The reality of a particularly messy Brexit is looming, with British Parliament rejecting not one but two deals proposed by Theresa May as to how the United Kingdom will leave the European Union. A “no deal Brexit,” as it has been coined, will see the UK withdraw from the EU on March 29, 2019 with no agreements in place to guide the relationship between Britain and the remaining 27 EU member states.
While a “no deal” Brexit “does stop the UK from leaving [the EU], it means there is absolutely no clarity about what happens,” including in terms of existing trade deals, which allow for the free – and easy – movement of goods between EU member countries, says Dr. Simon Usherwood, a politics professor at the University of Surrey.
That uncertainty is precisely what has “many corporations, as well as small and medium-sized enterprises and suppliers, preparing” for a messy ouster, according to Gabriele Suder, the director of the International CEO Forum at the University of Melbourne. These companies “know – as the global financial crisis showed all too clearly – that uncertainty leads to consumers cutting back on spending, businesses streamlining, closing or at least partially relocating; and financial markets demanding greater risk premia to lend.”
“Multinationals with operations in the UK are highly exposed to increasing costs, rising backlogs and uncertainties about whether they can move goods across borders in light of Brexit,” she says. With that in mind, no shortage of British firms, and those that operate in the British market, are stockpiling their goods, while moving non-essential assets – and in some cases, manufacturing – out of the UK and into mainland Europe.
Early this year, LVMH Moet Hennessy Louis Vuitton – the parent company of fashion brands like Louis Vuitton, Dior, and Celine, among others, and spirits companies, such as Moet & Chandon, Dom Pérignon, and Veuve Clicquot – began bulking up its wine and spirits inventory in Britain. “We are ready for the worst case scenario if there were difficulties with deliveries,” executives said on LVMH’s fourth-quarter earnings conference call, as reported by Bloomberg, noting that the UK represents 4 percent of the group’s revenue.
According to a recent article from Ms. Suder, “Nissan has announced it will not build its new sports utility vehicles in England, Honda is closing its UK operations, while Credit Suisse, Goldman Sachs, JPMorgan, Morgan Stanley, and Citigroup and HSBC have moved ownership of European subsidiaries and/or assets from London to remaining EU countries.”
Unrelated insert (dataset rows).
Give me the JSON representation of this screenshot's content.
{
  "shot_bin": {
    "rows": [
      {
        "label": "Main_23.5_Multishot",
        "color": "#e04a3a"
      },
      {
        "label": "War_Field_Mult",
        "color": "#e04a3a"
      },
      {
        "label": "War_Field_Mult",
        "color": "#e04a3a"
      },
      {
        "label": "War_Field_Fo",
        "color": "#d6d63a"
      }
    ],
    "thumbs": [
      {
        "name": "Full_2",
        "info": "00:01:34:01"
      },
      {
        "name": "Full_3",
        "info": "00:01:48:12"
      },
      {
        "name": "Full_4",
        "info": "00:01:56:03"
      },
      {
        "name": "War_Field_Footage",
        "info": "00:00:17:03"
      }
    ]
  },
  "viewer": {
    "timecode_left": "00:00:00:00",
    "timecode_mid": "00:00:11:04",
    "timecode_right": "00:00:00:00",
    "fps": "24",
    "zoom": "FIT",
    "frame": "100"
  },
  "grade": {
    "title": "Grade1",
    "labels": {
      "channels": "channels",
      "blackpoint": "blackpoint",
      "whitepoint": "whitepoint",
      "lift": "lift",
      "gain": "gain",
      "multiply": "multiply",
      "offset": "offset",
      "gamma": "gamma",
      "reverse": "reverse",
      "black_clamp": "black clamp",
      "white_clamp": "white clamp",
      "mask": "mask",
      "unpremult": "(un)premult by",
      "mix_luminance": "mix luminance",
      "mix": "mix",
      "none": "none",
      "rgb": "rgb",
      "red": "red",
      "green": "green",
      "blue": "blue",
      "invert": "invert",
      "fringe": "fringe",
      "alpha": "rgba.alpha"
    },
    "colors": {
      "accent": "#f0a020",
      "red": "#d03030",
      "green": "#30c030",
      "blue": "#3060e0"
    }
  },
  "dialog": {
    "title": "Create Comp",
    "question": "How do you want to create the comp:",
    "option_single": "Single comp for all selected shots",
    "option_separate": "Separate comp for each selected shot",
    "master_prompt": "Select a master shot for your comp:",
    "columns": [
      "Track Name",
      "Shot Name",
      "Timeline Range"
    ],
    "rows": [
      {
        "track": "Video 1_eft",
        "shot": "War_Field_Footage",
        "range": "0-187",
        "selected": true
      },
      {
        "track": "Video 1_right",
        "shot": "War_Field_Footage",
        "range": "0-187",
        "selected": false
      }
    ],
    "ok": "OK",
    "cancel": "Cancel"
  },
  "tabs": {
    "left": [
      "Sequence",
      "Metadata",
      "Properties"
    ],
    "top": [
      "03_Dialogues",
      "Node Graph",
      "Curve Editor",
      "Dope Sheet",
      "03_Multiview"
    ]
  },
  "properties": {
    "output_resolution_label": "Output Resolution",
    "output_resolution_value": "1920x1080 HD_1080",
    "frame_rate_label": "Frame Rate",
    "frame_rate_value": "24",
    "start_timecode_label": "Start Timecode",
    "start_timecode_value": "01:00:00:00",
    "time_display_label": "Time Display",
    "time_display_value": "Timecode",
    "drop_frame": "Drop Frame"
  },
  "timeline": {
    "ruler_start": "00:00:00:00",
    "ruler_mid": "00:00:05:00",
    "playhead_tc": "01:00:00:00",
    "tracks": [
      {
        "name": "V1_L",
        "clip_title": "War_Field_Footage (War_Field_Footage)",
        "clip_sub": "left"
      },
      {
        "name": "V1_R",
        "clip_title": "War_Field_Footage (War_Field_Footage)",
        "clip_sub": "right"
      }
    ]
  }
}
Tamara Cincik, the founder of think tank Fashion Roundtable, which released a state of affairs report last spring focusing exclusively on how Brexit will impact the fashion industry, told the Evening standard that she knows of “two long-established London brands, one in accessories, one in women’s and menswear, moving to Portugal, and a large fash-tech business looking to relocate its logistics to Italy.”
As for Burberry, the biggest name in British fashion, the brand’s Chief Financial Officer Julie Brown says they are “taking mitigating actions” to address the potential cost of “tens of millions of pounds in tariffs,” as well as the severe disruption to the movement of both its supplies and finished goods.
In case of a no-deal exit, Brown says, “We would ensure that we allocated additional stock to the relevant areas to ensure that customers were not adversely affected, but that would clearly have an impact on the company because we would have to run with higher inventory levels.”
One thing that brands and consumers can almost certainly count on in light of such lingering uncertainly? Prices are set to increase. “Whatever happens, the price of a pair of jeans will, in all likeliness, go up after Brexit,” says Richard Lim, chief executive of research consultancy Retail Economics.